(Excerpts from a dataset)
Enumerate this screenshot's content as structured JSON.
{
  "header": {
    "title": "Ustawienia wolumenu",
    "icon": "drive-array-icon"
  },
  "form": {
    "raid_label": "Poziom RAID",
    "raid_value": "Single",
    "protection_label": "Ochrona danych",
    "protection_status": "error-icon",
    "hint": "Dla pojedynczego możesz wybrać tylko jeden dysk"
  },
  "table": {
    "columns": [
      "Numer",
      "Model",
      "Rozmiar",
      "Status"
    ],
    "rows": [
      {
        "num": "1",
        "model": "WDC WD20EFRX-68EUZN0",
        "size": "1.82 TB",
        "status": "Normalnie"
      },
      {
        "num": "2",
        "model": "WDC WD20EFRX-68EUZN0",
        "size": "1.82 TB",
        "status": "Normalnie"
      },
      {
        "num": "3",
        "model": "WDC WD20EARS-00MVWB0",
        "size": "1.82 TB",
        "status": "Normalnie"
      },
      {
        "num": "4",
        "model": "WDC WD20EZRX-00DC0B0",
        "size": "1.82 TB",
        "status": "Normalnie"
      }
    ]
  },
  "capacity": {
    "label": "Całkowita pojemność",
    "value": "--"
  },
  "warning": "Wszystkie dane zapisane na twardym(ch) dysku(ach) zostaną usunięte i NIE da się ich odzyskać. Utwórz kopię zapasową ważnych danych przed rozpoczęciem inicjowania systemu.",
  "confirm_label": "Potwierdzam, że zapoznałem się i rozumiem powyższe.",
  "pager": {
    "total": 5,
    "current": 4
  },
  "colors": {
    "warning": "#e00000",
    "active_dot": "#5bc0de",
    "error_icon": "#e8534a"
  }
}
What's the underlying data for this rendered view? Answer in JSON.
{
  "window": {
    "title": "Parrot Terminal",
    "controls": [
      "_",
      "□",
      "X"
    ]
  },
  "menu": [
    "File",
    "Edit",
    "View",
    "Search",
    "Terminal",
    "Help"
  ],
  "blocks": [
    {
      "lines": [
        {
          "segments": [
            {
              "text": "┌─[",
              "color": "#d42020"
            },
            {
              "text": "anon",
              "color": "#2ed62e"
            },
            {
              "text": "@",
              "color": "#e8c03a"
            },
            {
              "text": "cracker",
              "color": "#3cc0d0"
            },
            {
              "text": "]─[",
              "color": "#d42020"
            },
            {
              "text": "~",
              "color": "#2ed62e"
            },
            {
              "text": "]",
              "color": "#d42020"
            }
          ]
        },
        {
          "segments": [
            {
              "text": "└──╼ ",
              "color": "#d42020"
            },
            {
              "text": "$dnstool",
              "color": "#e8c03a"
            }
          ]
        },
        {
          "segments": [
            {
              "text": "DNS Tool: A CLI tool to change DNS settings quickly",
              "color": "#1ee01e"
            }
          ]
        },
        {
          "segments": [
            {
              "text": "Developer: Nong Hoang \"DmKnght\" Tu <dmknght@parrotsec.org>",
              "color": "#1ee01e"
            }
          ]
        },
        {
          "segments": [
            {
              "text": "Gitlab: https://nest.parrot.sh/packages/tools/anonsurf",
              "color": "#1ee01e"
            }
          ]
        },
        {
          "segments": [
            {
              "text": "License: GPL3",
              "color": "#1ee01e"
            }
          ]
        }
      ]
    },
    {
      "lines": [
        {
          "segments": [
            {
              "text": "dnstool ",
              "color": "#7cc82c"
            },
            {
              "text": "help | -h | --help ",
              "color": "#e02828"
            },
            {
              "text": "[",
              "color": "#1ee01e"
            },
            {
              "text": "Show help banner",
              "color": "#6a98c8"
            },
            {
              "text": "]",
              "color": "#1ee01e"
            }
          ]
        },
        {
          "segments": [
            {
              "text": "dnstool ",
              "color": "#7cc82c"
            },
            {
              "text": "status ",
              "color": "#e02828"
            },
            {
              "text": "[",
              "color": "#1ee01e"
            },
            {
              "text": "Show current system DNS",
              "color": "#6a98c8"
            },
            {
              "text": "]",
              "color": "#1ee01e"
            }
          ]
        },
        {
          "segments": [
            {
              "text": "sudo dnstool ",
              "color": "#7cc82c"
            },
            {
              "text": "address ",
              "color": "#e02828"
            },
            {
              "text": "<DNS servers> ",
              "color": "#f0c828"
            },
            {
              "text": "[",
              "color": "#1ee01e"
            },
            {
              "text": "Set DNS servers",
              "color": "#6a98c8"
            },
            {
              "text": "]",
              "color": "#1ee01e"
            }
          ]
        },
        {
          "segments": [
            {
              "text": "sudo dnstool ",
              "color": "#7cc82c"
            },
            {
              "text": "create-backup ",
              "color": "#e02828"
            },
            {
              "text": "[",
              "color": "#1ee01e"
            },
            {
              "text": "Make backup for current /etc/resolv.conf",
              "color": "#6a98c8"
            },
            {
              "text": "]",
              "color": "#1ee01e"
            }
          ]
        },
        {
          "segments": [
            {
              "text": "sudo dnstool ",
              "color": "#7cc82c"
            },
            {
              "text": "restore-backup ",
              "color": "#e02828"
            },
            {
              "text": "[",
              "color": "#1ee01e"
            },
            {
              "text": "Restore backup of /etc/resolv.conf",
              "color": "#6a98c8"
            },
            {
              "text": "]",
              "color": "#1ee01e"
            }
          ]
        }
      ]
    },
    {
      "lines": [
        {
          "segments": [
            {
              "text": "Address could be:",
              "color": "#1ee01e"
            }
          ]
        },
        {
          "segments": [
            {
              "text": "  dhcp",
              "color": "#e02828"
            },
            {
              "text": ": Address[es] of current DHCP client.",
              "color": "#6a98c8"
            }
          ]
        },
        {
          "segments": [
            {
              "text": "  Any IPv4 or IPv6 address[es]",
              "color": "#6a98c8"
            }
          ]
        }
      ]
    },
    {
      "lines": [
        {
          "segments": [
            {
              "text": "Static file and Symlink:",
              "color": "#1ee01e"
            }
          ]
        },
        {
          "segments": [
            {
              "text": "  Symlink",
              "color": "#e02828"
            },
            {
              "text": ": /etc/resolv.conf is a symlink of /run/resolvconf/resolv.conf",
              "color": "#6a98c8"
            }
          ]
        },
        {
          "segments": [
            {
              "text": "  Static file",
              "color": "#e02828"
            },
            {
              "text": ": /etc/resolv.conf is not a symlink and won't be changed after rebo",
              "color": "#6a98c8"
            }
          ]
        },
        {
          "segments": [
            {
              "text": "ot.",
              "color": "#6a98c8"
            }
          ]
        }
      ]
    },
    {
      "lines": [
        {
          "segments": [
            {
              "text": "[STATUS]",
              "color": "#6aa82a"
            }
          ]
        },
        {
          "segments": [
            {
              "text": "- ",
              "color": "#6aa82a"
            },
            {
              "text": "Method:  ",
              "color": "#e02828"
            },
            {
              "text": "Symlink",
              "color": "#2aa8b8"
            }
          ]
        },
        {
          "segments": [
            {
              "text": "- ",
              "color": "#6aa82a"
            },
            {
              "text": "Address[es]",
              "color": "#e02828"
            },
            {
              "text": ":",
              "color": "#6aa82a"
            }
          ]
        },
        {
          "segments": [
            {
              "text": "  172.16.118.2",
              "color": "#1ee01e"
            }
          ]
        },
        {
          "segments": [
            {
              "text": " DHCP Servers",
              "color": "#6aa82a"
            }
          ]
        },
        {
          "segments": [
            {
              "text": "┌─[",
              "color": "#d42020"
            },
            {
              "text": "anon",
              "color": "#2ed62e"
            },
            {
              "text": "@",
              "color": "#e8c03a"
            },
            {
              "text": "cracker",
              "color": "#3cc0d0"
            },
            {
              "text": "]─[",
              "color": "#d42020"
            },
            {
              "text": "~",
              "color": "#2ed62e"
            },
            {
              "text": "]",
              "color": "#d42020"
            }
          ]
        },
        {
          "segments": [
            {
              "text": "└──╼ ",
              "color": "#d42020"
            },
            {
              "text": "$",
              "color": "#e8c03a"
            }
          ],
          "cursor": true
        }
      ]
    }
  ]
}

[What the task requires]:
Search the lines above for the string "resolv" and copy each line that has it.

[Result for this exercise]:
              "text": "Make backup for current /etc/resolv.conf",
              "text": "Restore backup of /etc/resolv.conf",
              "text": ": /etc/resolv.conf is a symlink of /run/resolvconf/resolv.conf",
              "text": ": /etc/resolv.conf is not a symlink and won't be changed after rebo",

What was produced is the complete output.